How does quantum physics explain our perceptions of the world?
One speculation of particular interest to me is that Information Theory can cast light on this question. Information Theory reduces the universe to mathematical patterns. It reduces the vibrations of quantum particles to the mathematical equations which calculate the vibrations. These equations describe changes in matter and energy, what physicists call “evolutions.” The equations are not just static descriptions like the formula for the composition of water: H2O.
The entire universe can be seen as an intermeshing of equations, one supplying data to another, each equation being influenced by others. The physicist, Max Tegmark, wrote the book Our Mathematical Universe on this premise. Another good book on the subject is Programming the Universe by one of the inventors of the quantum computer, Seth Lloyd.
Information Theory is illuminating. But there’s a big piece of the puzzle that’s still missing. How do mathematical equations become subjective experience? We experience colors, sounds, tastes, and other sensations as if they were out in the world. But, actually, these are our subjective experiences of electrical impulses in the brain. After all, our skulls don’t have holes in them to let the world in. The only thing going on in our brains are electrical impulses.
Here’s where my brain starts to hurt—our brains are, themselves, describable as mathematical equations interacting with each other. And the electrical impulses that shoot through the brain are describable as mathematical equations. And these electrical impulses arise from sense organ stimulations that are describable as mathematical equations. These stimulations arises from interactions with the external world (which, of course, are describable as mathematical equations).
But, how exactly, do we experience electrical impulses traveling through the brain as colors, sounds, tastes, and so on? How do mathematical equations become subjective experience?
The quantum physicist, Amit Gswami in The Self-Aware Universe, suggests how this happens. He proposes that our consciousness codes equations into the images, sounds, smells, and tastes of our subjective experience. In other words, the world is really in our minds. Or possibly, there is one mind, and we’re all tuned into it, each one of us experiencing it somewhat differently due to our own unique filters. The traditional Buddhist view has things to say about this.
Is consciousness fundamental?
This view, “Idealism,” depends on the assumption that consciousness is fundamental and matter derivative. Of course, the current scientific view that consciousness arises from brain matter, is exactly the reverse.
Some philosophers and physicists throughout history have espoused Idealism. Plato, considered one of the founding fathers of Western thought, was an Idealist. And so was the grandfather of quantum physics, Max Planck. Planck said in 1931:

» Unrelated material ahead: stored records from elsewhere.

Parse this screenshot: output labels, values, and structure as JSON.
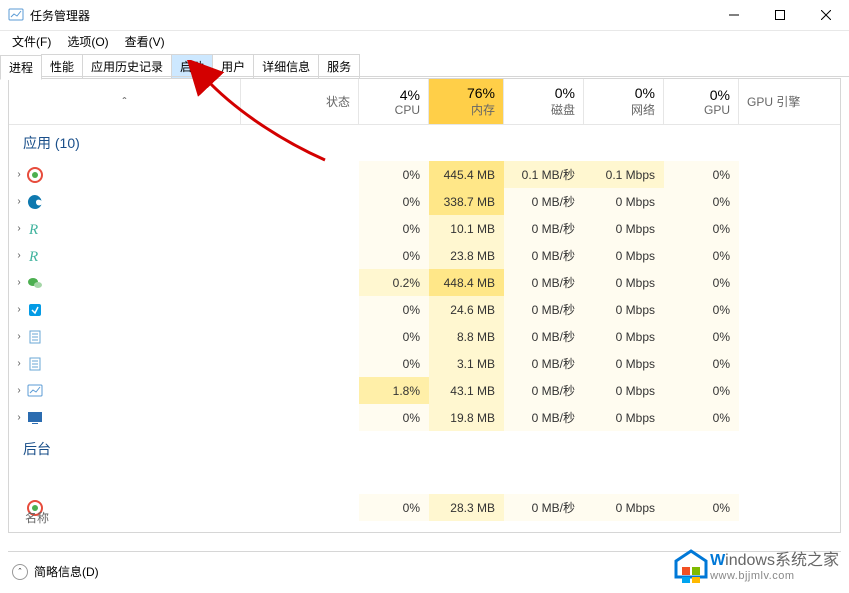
{
  "window": {
    "title": "任务管理器"
  },
  "menubar": [
    {
      "key": "file",
      "label": "文件(F)"
    },
    {
      "key": "options",
      "label": "选项(O)"
    },
    {
      "key": "view",
      "label": "查看(V)"
    }
  ],
  "tabs": [
    {
      "key": "processes",
      "label": "进程",
      "active": true
    },
    {
      "key": "performance",
      "label": "性能"
    },
    {
      "key": "apphistory",
      "label": "应用历史记录"
    },
    {
      "key": "startup",
      "label": "启动",
      "highlight": true
    },
    {
      "key": "users",
      "label": "用户"
    },
    {
      "key": "details",
      "label": "详细信息"
    },
    {
      "key": "services",
      "label": "服务"
    }
  ],
  "columns": {
    "name": "名称",
    "status": "状态",
    "cpu": {
      "pct": "4%",
      "label": "CPU"
    },
    "mem": {
      "pct": "76%",
      "label": "内存"
    },
    "disk": {
      "pct": "0%",
      "label": "磁盘"
    },
    "net": {
      "pct": "0%",
      "label": "网络"
    },
    "gpu": {
      "pct": "0%",
      "label": "GPU"
    },
    "engine": "GPU 引擎"
  },
  "groups": {
    "apps": {
      "label": "应用 (10)"
    },
    "background": {
      "label": "后台"
    }
  },
  "rows_apps": [
    {
      "icon": "chrome-like",
      "iconColor": "#e74c3c",
      "cpu": "0%",
      "mem": "445.4 MB",
      "disk": "0.1 MB/秒",
      "net": "0.1 Mbps",
      "gpu": "0%",
      "memHeat": 3,
      "diskHeat": 1,
      "netHeat": 1
    },
    {
      "icon": "edge",
      "iconColor": "#0f79af",
      "cpu": "0%",
      "mem": "338.7 MB",
      "disk": "0 MB/秒",
      "net": "0 Mbps",
      "gpu": "0%",
      "memHeat": 3
    },
    {
      "icon": "r-letter",
      "iconColor": "#3fb39d",
      "cpu": "0%",
      "mem": "10.1 MB",
      "disk": "0 MB/秒",
      "net": "0 Mbps",
      "gpu": "0%",
      "memHeat": 1
    },
    {
      "icon": "r-letter",
      "iconColor": "#3fb39d",
      "cpu": "0%",
      "mem": "23.8 MB",
      "disk": "0 MB/秒",
      "net": "0 Mbps",
      "gpu": "0%",
      "memHeat": 1
    },
    {
      "icon": "wechat",
      "iconColor": "#4caf50",
      "cpu": "0.2%",
      "mem": "448.4 MB",
      "disk": "0 MB/秒",
      "net": "0 Mbps",
      "gpu": "0%",
      "cpuHeat": 1,
      "memHeat": 3
    },
    {
      "icon": "blue-square",
      "iconColor": "#039be5",
      "cpu": "0%",
      "mem": "24.6 MB",
      "disk": "0 MB/秒",
      "net": "0 Mbps",
      "gpu": "0%",
      "memHeat": 1
    },
    {
      "icon": "notepad",
      "iconColor": "#6aa7d6",
      "cpu": "0%",
      "mem": "8.8 MB",
      "disk": "0 MB/秒",
      "net": "0 Mbps",
      "gpu": "0%",
      "memHeat": 1
    },
    {
      "icon": "notepad",
      "iconColor": "#6aa7d6",
      "cpu": "0%",
      "mem": "3.1 MB",
      "disk": "0 MB/秒",
      "net": "0 Mbps",
      "gpu": "0%",
      "memHeat": 1
    },
    {
      "icon": "taskmgr",
      "iconColor": "#5b9bd5",
      "cpu": "1.8%",
      "mem": "43.1 MB",
      "disk": "0 MB/秒",
      "net": "0 Mbps",
      "gpu": "0%",
      "cpuHeat": 2,
      "memHeat": 1
    },
    {
      "icon": "screen",
      "iconColor": "#2b6cb0",
      "cpu": "0%",
      "mem": "19.8 MB",
      "disk": "0 MB/秒",
      "net": "0 Mbps",
      "gpu": "0%",
      "memHeat": 1
    }
  ],
  "rows_bg": [
    {
      "icon": "chrome-like",
      "iconColor": "#e74c3c",
      "cpu": "0%",
      "mem": "28.3 MB",
      "disk": "0 MB/秒",
      "net": "0 Mbps",
      "gpu": "0%",
      "memHeat": 1,
      "noChevron": true
    }
  ],
  "footer": {
    "fewerDetails": "简略信息(D)"
  },
  "watermark": {
    "brand_w": "W",
    "brand_rest": "indows",
    "brand_suffix": "系统之家",
    "url": "www.bjjmlv.com"
  }
}
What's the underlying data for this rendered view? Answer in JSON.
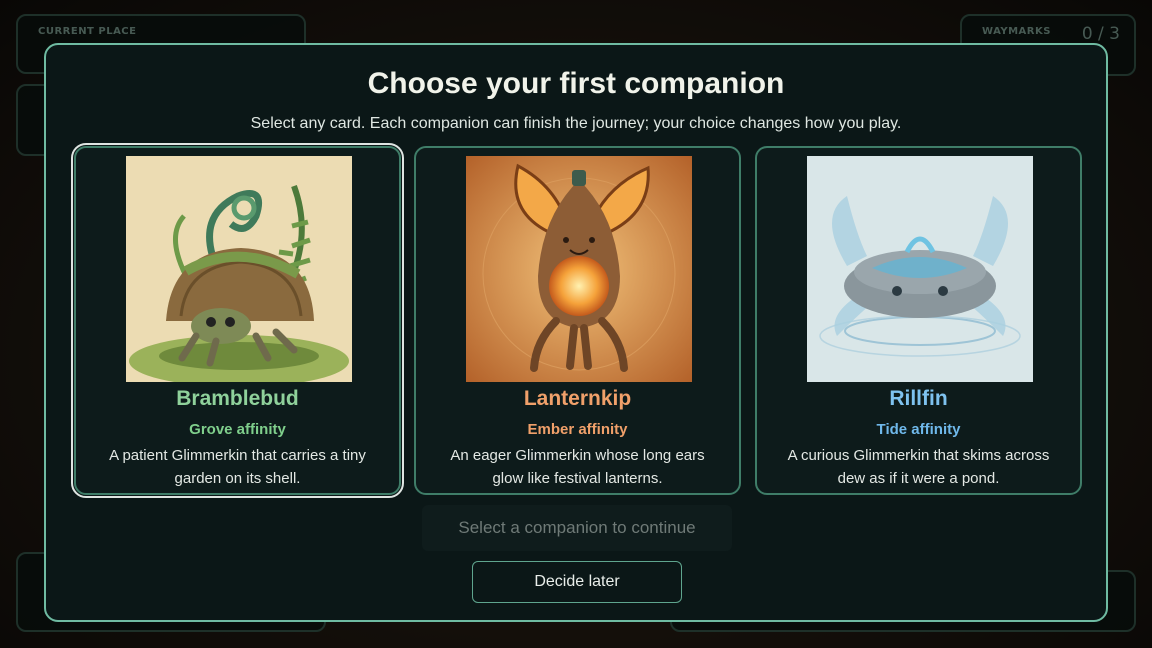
{
  "hud": {
    "place_label": "CURRENT PLACE",
    "waymarks_label": "WAYMARKS",
    "waymarks_value": "0 / 3"
  },
  "modal": {
    "title": "Choose your first companion",
    "subtitle": "Select any card. Each companion can finish the journey; your choice changes how you play.",
    "continue_label": "Select a companion to continue",
    "later_label": "Decide later"
  },
  "cards": [
    {
      "name": "Bramblebud",
      "affinity": "Grove affinity",
      "description": "A patient Glimmerkin that carries a tiny garden on its shell.",
      "color": "#8fd19b",
      "selected": true
    },
    {
      "name": "Lanternkip",
      "affinity": "Ember affinity",
      "description": "An eager Glimmerkin whose long ears glow like festival lanterns.",
      "color": "#f0a06a",
      "selected": false
    },
    {
      "name": "Rillfin",
      "affinity": "Tide affinity",
      "description": "A curious Glimmerkin that skims across dew as if it were a pond.",
      "color": "#7ec2ef",
      "selected": false
    }
  ]
}
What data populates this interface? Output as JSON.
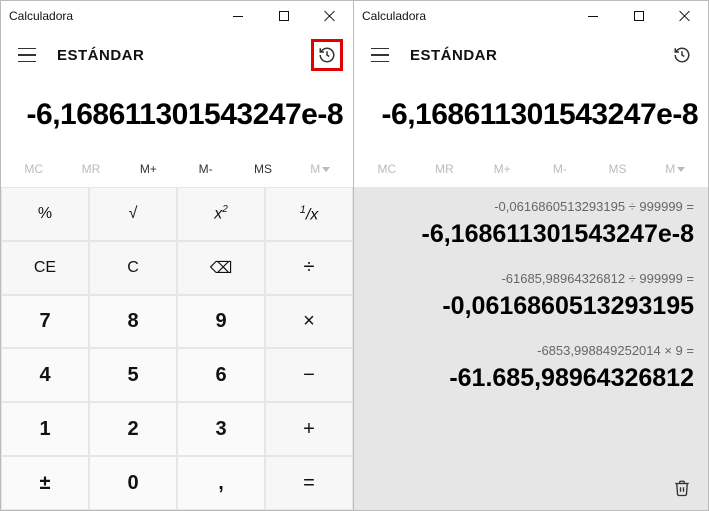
{
  "left": {
    "title": "Calculadora",
    "mode": "ESTÁNDAR",
    "display": "-6,168611301543247e-8",
    "memory": {
      "mc": "MC",
      "mr": "MR",
      "mplus": "M+",
      "mminus": "M-",
      "ms": "MS",
      "mdrop": "M"
    },
    "keys": {
      "percent": "%",
      "sqrt": "√",
      "square": "x²",
      "recip": "¹/x",
      "ce": "CE",
      "c": "C",
      "bksp": "⌫",
      "div": "÷",
      "k7": "7",
      "k8": "8",
      "k9": "9",
      "mul": "×",
      "k4": "4",
      "k5": "5",
      "k6": "6",
      "sub": "−",
      "k1": "1",
      "k2": "2",
      "k3": "3",
      "add": "+",
      "neg": "±",
      "k0": "0",
      "dec": ",",
      "eq": "="
    }
  },
  "right": {
    "title": "Calculadora",
    "mode": "ESTÁNDAR",
    "display": "-6,168611301543247e-8",
    "memory": {
      "mc": "MC",
      "mr": "MR",
      "mplus": "M+",
      "mminus": "M-",
      "ms": "MS",
      "mdrop": "M"
    },
    "history": [
      {
        "expr": "-0,0616860513293195   ÷   999999 =",
        "result": "-6,168611301543247e-8"
      },
      {
        "expr": "-61685,98964326812   ÷   999999 =",
        "result": "-0,0616860513293195"
      },
      {
        "expr": "-6853,998849252014   ×   9 =",
        "result": "-61.685,98964326812"
      }
    ]
  }
}
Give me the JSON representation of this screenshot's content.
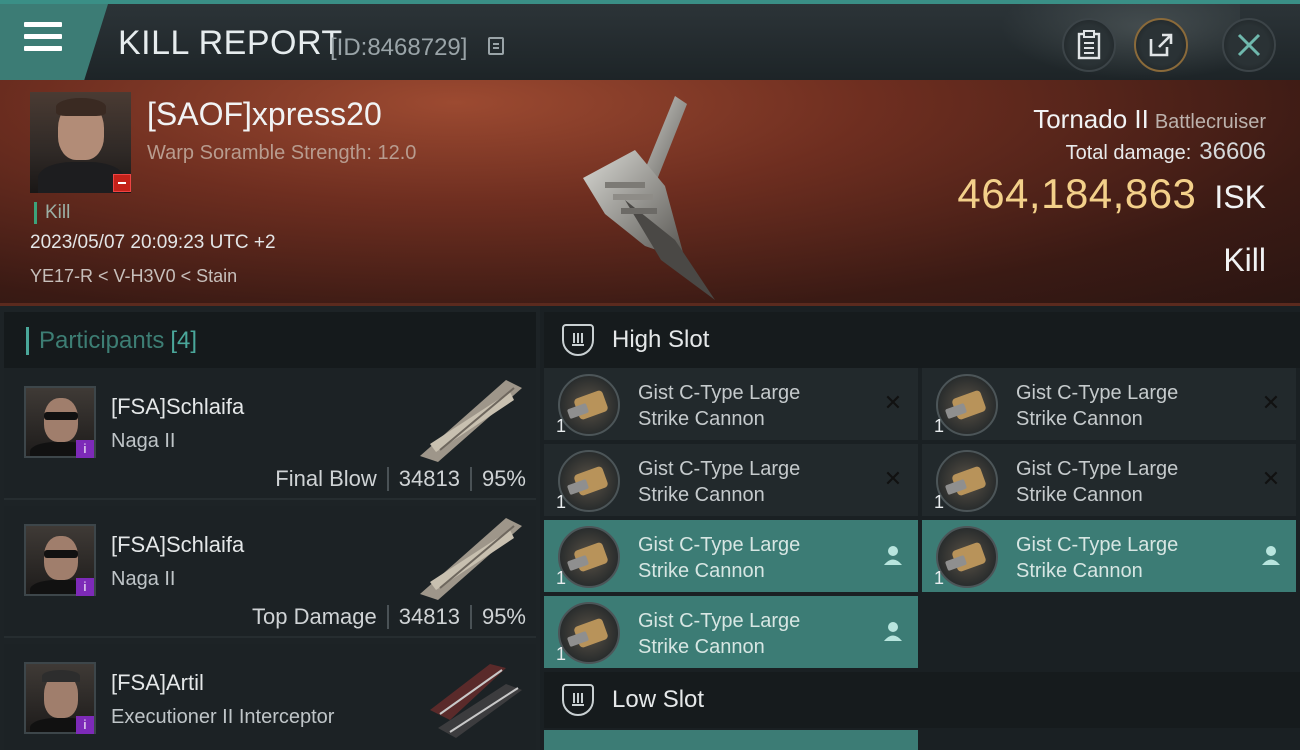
{
  "header": {
    "title": "KILL REPORT",
    "report_id": "[ID:8468729]",
    "icons": {
      "menu": "hamburger-icon",
      "copy": "copy-icon",
      "clipboard": "clipboard-icon",
      "share": "share-icon",
      "close": "close-icon"
    }
  },
  "victim": {
    "name": "[SAOF]xpress20",
    "scramble": "Warp Soramble Strength: 12.0",
    "kill_tag": "Kill",
    "datetime": "2023/05/07 20:09:23 UTC +2",
    "location": "YE17-R < V-H3V0 < Stain",
    "ship_name": "Tornado II",
    "ship_class": "Battlecruiser",
    "total_damage_label": "Total damage:",
    "total_damage": "36606",
    "isk_value": "464,184,863",
    "isk_unit": "ISK",
    "result": "Kill"
  },
  "participants": {
    "label": "Participants",
    "count": "[4]",
    "rows": [
      {
        "name": "[FSA]Schlaifa",
        "ship": "Naga II",
        "role": "Final Blow",
        "damage": "34813",
        "percent": "95%"
      },
      {
        "name": "[FSA]Schlaifa",
        "ship": "Naga II",
        "role": "Top Damage",
        "damage": "34813",
        "percent": "95%"
      },
      {
        "name": "[FSA]Artil",
        "ship": "Executioner II Interceptor"
      }
    ]
  },
  "slots": {
    "high_label": "High Slot",
    "low_label": "Low Slot",
    "modules": [
      {
        "line1": "Gist C-Type Large",
        "line2": "Strike Cannon",
        "qty": "1",
        "status": "destroyed"
      },
      {
        "line1": "Gist C-Type Large",
        "line2": "Strike Cannon",
        "qty": "1",
        "status": "destroyed"
      },
      {
        "line1": "Gist C-Type Large",
        "line2": "Strike Cannon",
        "qty": "1",
        "status": "destroyed"
      },
      {
        "line1": "Gist C-Type Large",
        "line2": "Strike Cannon",
        "qty": "1",
        "status": "destroyed"
      },
      {
        "line1": "Gist C-Type Large",
        "line2": "Strike Cannon",
        "qty": "1",
        "status": "dropped"
      },
      {
        "line1": "Gist C-Type Large",
        "line2": "Strike Cannon",
        "qty": "1",
        "status": "dropped"
      },
      {
        "line1": "Gist C-Type Large",
        "line2": "Strike Cannon",
        "qty": "1",
        "status": "dropped"
      }
    ]
  },
  "colors": {
    "accent": "#3c7c75",
    "isk": "#f3d08a",
    "banner": "#6e2e20",
    "badge_red": "#c4221a",
    "badge_purple": "#7d2ab8"
  }
}
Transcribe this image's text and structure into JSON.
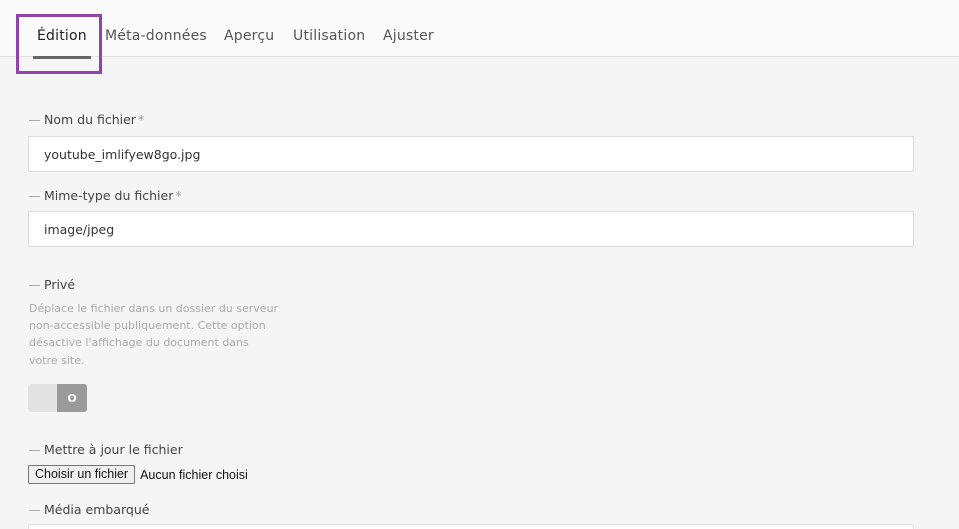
{
  "tabs": [
    {
      "label": "Édition",
      "active": true
    },
    {
      "label": "Méta-données"
    },
    {
      "label": "Aperçu"
    },
    {
      "label": "Utilisation"
    },
    {
      "label": "Ajuster"
    }
  ],
  "fields": {
    "filename": {
      "label": "Nom du fichier",
      "required_mark": "*",
      "value": "youtube_imlifyew8go.jpg"
    },
    "mimetype": {
      "label": "Mime-type du fichier",
      "required_mark": "*",
      "value": "image/jpeg"
    },
    "private": {
      "label": "Privé",
      "help": "Déplace le fichier dans un dossier du serveur non-accessible publiquement. Cette option désactive l'affichage du document dans votre site.",
      "toggle_state": "O"
    },
    "update_file": {
      "label": "Mettre à jour le fichier",
      "button_label": "Choisir un fichier",
      "status": "Aucun fichier choisi"
    },
    "embedded_media": {
      "label": "Média embarqué"
    }
  },
  "colors": {
    "highlight": "#8e44ad",
    "background": "#f5f5f5"
  }
}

“I regard consciousness as fundamental. I regard matter as derivative from consciousness. We cannot get behind consciousness. Everything that we talk about, everything that we regard as existing, postulates consciousness.”
Rene Descartes proposed another view called “Dualism” in the 1600’s. He saw both matter and consciousness as fundamental but also as very different substances. Dualism formed one of the basic unspoken assumptions of the worldview that I grew up with and probably most Westerners have grown up with. It is the worldview that most Westerners who aren’t paid to think, unthinkingly adopt.
Starting in the middle of the 20th Century, mainstream scientists began rejecting both Idealism and Dualism. They adopted Materialism. This view is that matter is fundamental and consciousness arises from the brain. These days, some scientists, like Amit Gswami, are beginning to question Materialism. Philosophers like David Chalmers are working out the logic of Materialism and pointing out some logical difficulties that it raises. The precepts of quantum physics, in particular the precept that fundamental particles are nothing more than vibrations, can be seen to undermine the foundations of Materialism.